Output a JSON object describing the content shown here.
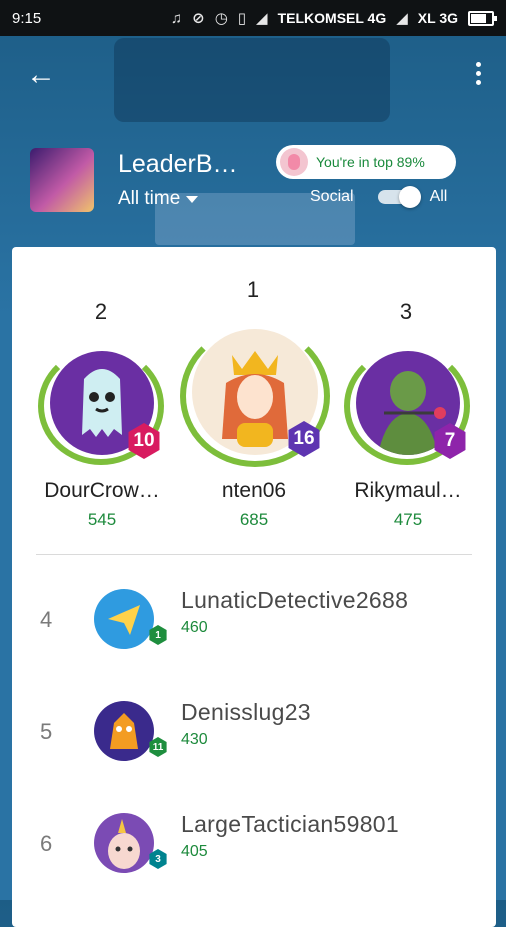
{
  "status_bar": {
    "time": "9:15",
    "carrier1": "TELKOMSEL 4G",
    "carrier2": "XL 3G",
    "icons": [
      "headphones-icon",
      "no-sync-icon",
      "alarm-icon",
      "vibrate-icon",
      "signal-icon",
      "battery-icon"
    ]
  },
  "header": {
    "title": "LeaderB…",
    "time_filter": "All time",
    "rank_pill_text": "You're in top 89%",
    "toggle_left": "Social",
    "toggle_right": "All",
    "toggle_on": true
  },
  "podium": [
    {
      "rank": "2",
      "name": "DourCrow…",
      "score": "545",
      "level": "10",
      "badge_color": "#d81b60",
      "avatar": "ghost-avatar"
    },
    {
      "rank": "1",
      "name": "nten06",
      "score": "685",
      "level": "16",
      "badge_color": "#5e35b1",
      "avatar": "queen-avatar"
    },
    {
      "rank": "3",
      "name": "Rikymaul…",
      "score": "475",
      "level": "7",
      "badge_color": "#8e24aa",
      "avatar": "soldier-avatar"
    }
  ],
  "list": [
    {
      "rank": "4",
      "name": "LunaticDetective2688",
      "score": "460",
      "level": "1",
      "badge_color": "#1e8e3e",
      "avatar": "paper-plane-avatar"
    },
    {
      "rank": "5",
      "name": "Denisslug23",
      "score": "430",
      "level": "11",
      "badge_color": "#1e8e3e",
      "avatar": "dragon-avatar"
    },
    {
      "rank": "6",
      "name": "LargeTactician59801",
      "score": "405",
      "level": "3",
      "badge_color": "#00838f",
      "avatar": "unicorn-avatar"
    }
  ],
  "colors": {
    "accent_green": "#1d8a3c",
    "header_blue": "#2a73a4"
  }
}
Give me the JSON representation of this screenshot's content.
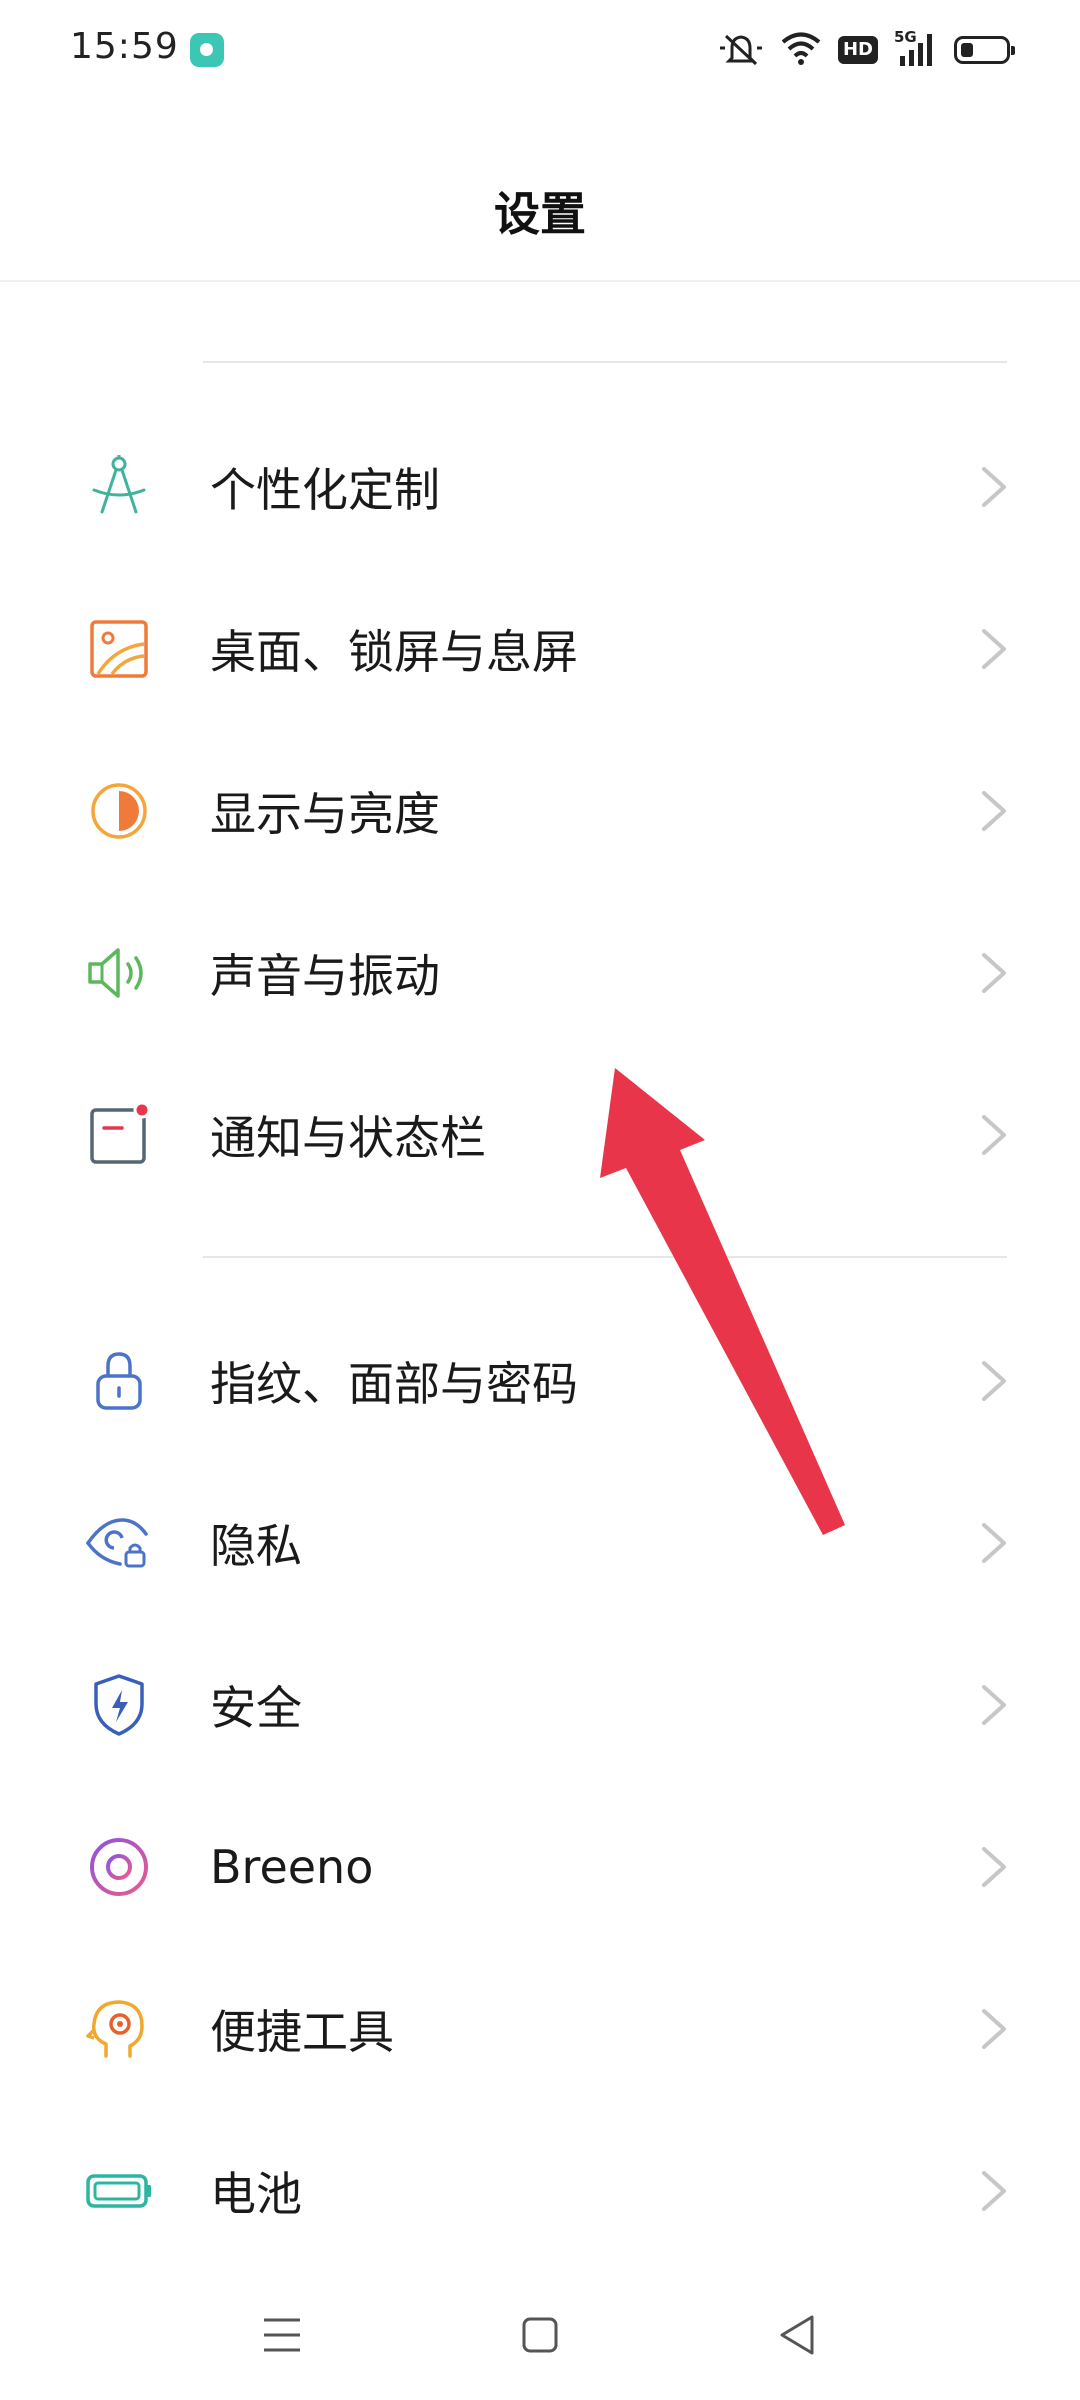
{
  "status": {
    "time": "15:59",
    "hd": "HD",
    "network": "5G"
  },
  "header": {
    "title": "设置"
  },
  "items": [
    {
      "label": "个性化定制",
      "icon": "compass-icon",
      "color": "#3fb39b"
    },
    {
      "label": "桌面、锁屏与息屏",
      "icon": "wallpaper-icon",
      "color": "#ef7a3a"
    },
    {
      "label": "显示与亮度",
      "icon": "brightness-icon",
      "color": "#f5a53a"
    },
    {
      "label": "声音与振动",
      "icon": "speaker-icon",
      "color": "#5cb85c"
    },
    {
      "label": "通知与状态栏",
      "icon": "notification-icon",
      "color": "#556677"
    },
    {
      "label": "指纹、面部与密码",
      "icon": "lock-icon",
      "color": "#4a73c9"
    },
    {
      "label": "隐私",
      "icon": "privacy-eye-icon",
      "color": "#4a73c9"
    },
    {
      "label": "安全",
      "icon": "shield-icon",
      "color": "#3a5fb8"
    },
    {
      "label": "Breeno",
      "icon": "breeno-icon",
      "color": "#c356c9"
    },
    {
      "label": "便捷工具",
      "icon": "tools-head-icon",
      "color": "#f0a830"
    },
    {
      "label": "电池",
      "icon": "battery-icon",
      "color": "#2cb5a0"
    }
  ],
  "annotation": {
    "arrow_color": "#e8354a"
  }
}
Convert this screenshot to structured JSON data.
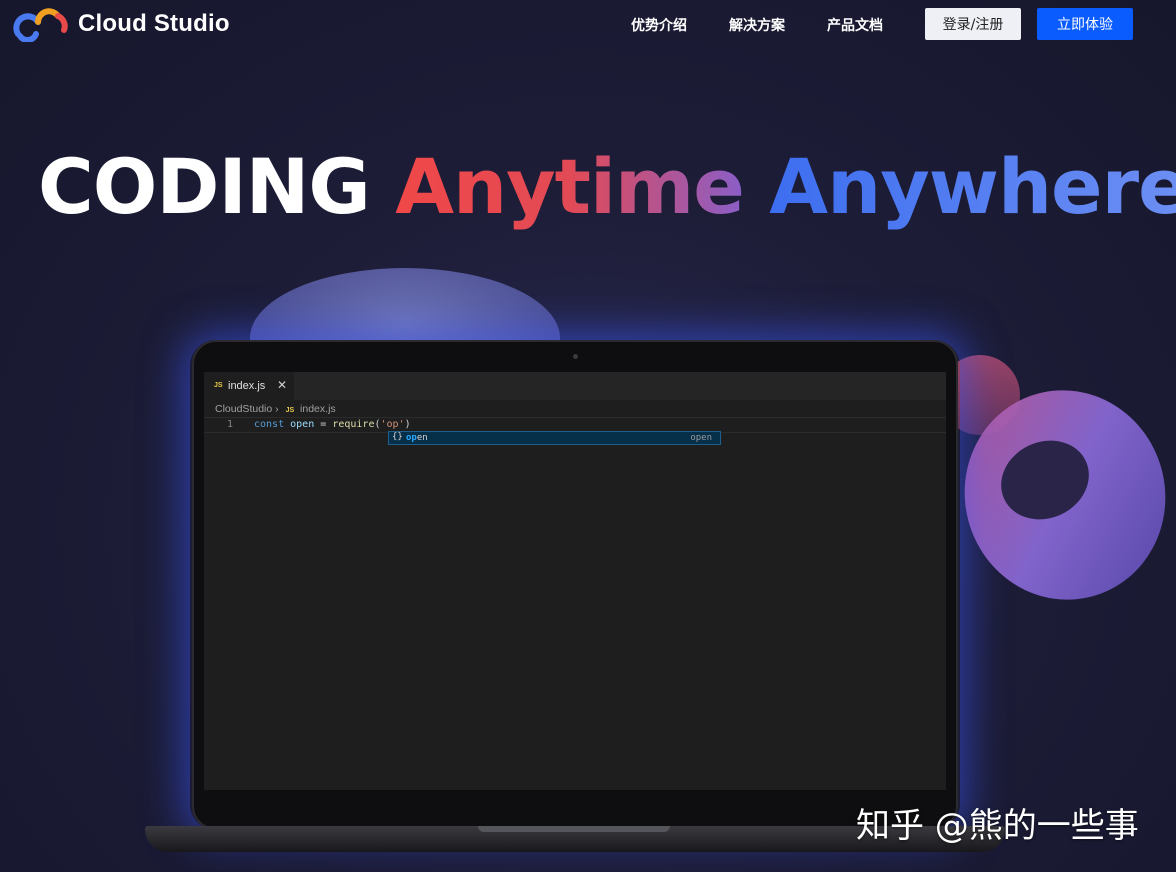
{
  "header": {
    "brand": "Cloud Studio",
    "nav": [
      "优势介绍",
      "解决方案",
      "产品文档"
    ],
    "login_label": "登录/注册",
    "try_label": "立即体验"
  },
  "hero": {
    "word1": "CODING",
    "word2": "Anytime",
    "word3": "Anywhere"
  },
  "editor": {
    "tab_icon": "JS",
    "tab_name": "index.js",
    "tab_close": "✕",
    "breadcrumb_root": "CloudStudio",
    "breadcrumb_sep": "›",
    "breadcrumb_icon": "JS",
    "breadcrumb_file": "index.js",
    "line_number": "1",
    "code": {
      "kw": "const",
      "var": "open",
      "eq": "=",
      "fn": "require",
      "arg": "'op'"
    },
    "suggestion": {
      "icon": "{}",
      "match": "op",
      "rest": "en",
      "detail": "open"
    }
  },
  "watermark": "知乎 @熊的一些事",
  "colors": {
    "accent": "#0b5cff",
    "anytime_start": "#f04848",
    "anywhere": "#4a7af0"
  }
}
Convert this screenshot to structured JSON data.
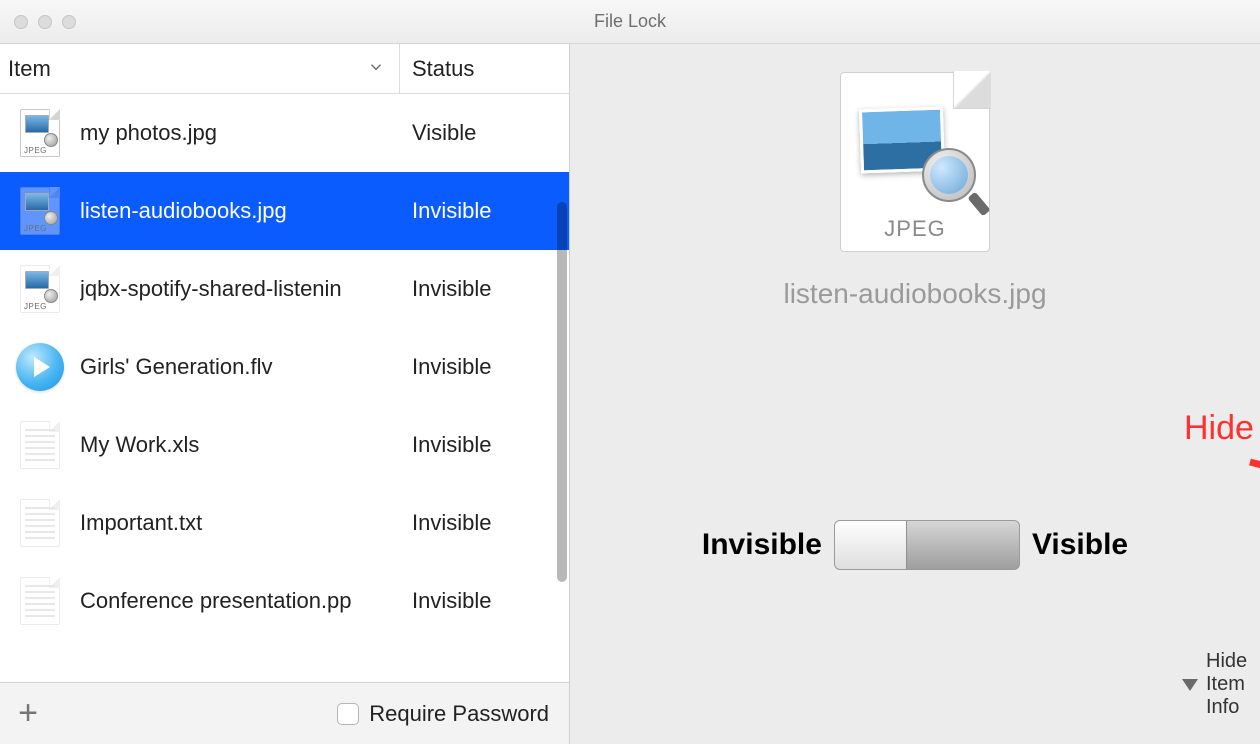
{
  "window": {
    "title": "File Lock"
  },
  "columns": {
    "item": "Item",
    "status": "Status"
  },
  "files": [
    {
      "name": "my photos.jpg",
      "status": "Visible",
      "icon": "jpeg",
      "selected": false,
      "dim": false
    },
    {
      "name": "listen-audiobooks.jpg",
      "status": "Invisible",
      "icon": "jpeg",
      "selected": true,
      "dim": true
    },
    {
      "name": "jqbx-spotify-shared-listenin",
      "status": "Invisible",
      "icon": "jpeg",
      "selected": false,
      "dim": true
    },
    {
      "name": "Girls' Generation.flv",
      "status": "Invisible",
      "icon": "flv",
      "selected": false,
      "dim": false
    },
    {
      "name": "My Work.xls",
      "status": "Invisible",
      "icon": "xls",
      "selected": false,
      "dim": true
    },
    {
      "name": "Important.txt",
      "status": "Invisible",
      "icon": "txt",
      "selected": false,
      "dim": true
    },
    {
      "name": "Conference presentation.pp",
      "status": "Invisible",
      "icon": "pp",
      "selected": false,
      "dim": true
    }
  ],
  "footer": {
    "require_password": "Require Password"
  },
  "detail": {
    "icon_caption": "JPEG",
    "filename": "listen-audiobooks.jpg",
    "label_invisible": "Invisible",
    "label_visible": "Visible",
    "disclosure": "Hide Item Info"
  },
  "annotation": {
    "label": "Hide"
  }
}
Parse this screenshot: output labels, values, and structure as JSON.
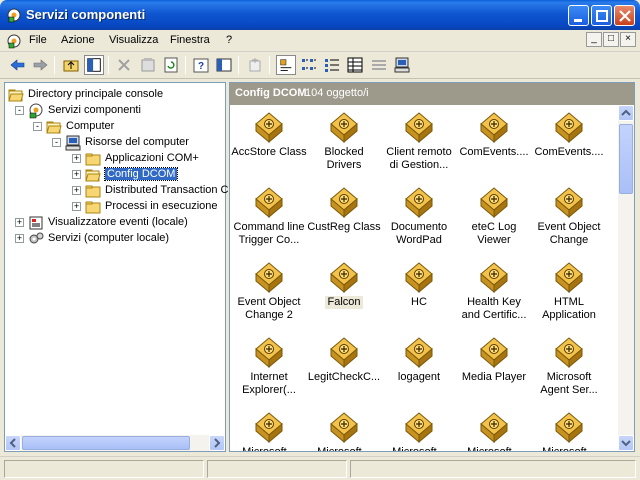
{
  "window": {
    "title": "Servizi componenti",
    "accent_color": "#0b55d6"
  },
  "menu": {
    "items": [
      "File",
      "Azione",
      "Visualizza",
      "Finestra",
      "?"
    ],
    "mdi_buttons": [
      "_",
      "□",
      "×"
    ]
  },
  "toolbar": {
    "buttons": [
      "back-arrow-icon",
      "forward-arrow-icon",
      "up-folder-icon",
      "show-hide-tree-icon",
      "delete-icon",
      "properties-icon",
      "refresh-icon",
      "help-icon",
      "export-list-icon",
      "new-window-icon",
      "large-icons-view-icon",
      "small-icons-view-icon",
      "list-view-icon",
      "details-view-icon",
      "dcom-config-icon",
      "computer-icon"
    ]
  },
  "tree": {
    "items": [
      {
        "label": "Directory principale console",
        "icon": "folder-open-icon",
        "level": 0,
        "expander": ""
      },
      {
        "label": "Servizi componenti",
        "icon": "component-services-icon",
        "level": 1,
        "expander": "-"
      },
      {
        "label": "Computer",
        "icon": "folder-open-icon",
        "level": 2,
        "expander": "-"
      },
      {
        "label": "Risorse del computer",
        "icon": "computer-icon",
        "level": 3,
        "expander": "-"
      },
      {
        "label": "Applicazioni COM+",
        "icon": "folder-icon",
        "level": 4,
        "expander": "+"
      },
      {
        "label": "Config DCOM",
        "icon": "folder-open-icon",
        "level": 4,
        "expander": "+",
        "selected": true
      },
      {
        "label": "Distributed Transaction C",
        "icon": "folder-icon",
        "level": 4,
        "expander": "+"
      },
      {
        "label": "Processi in esecuzione",
        "icon": "folder-icon",
        "level": 4,
        "expander": "+"
      },
      {
        "label": "Visualizzatore eventi (locale)",
        "icon": "event-viewer-icon",
        "level": 1,
        "expander": "+"
      },
      {
        "label": "Servizi (computer locale)",
        "icon": "services-gear-icon",
        "level": 1,
        "expander": "+"
      }
    ]
  },
  "details": {
    "title": "Config DCOM",
    "count": "104 oggetto/i",
    "header_color": "#9d9a8c",
    "items": [
      [
        "AccStore Class"
      ],
      [
        "Blocked",
        "Drivers"
      ],
      [
        "Client remoto",
        "di Gestion..."
      ],
      [
        "ComEvents...."
      ],
      [
        "ComEvents...."
      ],
      [
        "Command line",
        "Trigger Co..."
      ],
      [
        "CustReg Class"
      ],
      [
        "Documento",
        "WordPad"
      ],
      [
        "eteC Log",
        "Viewer"
      ],
      [
        "Event Object",
        "Change"
      ],
      [
        "Event Object",
        "Change 2"
      ],
      [
        "Falcon"
      ],
      [
        "HC"
      ],
      [
        "Health Key",
        "and Certific..."
      ],
      [
        "HTML",
        "Application"
      ],
      [
        "Internet",
        "Explorer(..."
      ],
      [
        "LegitCheckC..."
      ],
      [
        "logagent"
      ],
      [
        "Media Player"
      ],
      [
        "Microsoft",
        "Agent Ser..."
      ],
      [
        "Microsoft..."
      ],
      [
        "Microsoft..."
      ],
      [
        "Microsoft..."
      ],
      [
        "Microsoft..."
      ],
      [
        "Microsoft..."
      ]
    ],
    "highlighted_item": "Falcon"
  }
}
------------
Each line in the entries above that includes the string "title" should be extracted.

    "title": "LeaderB…",
    "title": "设置"
    "title": "File Lock"
    "title": "Servizi componenti",
    "title": "Config DCOM",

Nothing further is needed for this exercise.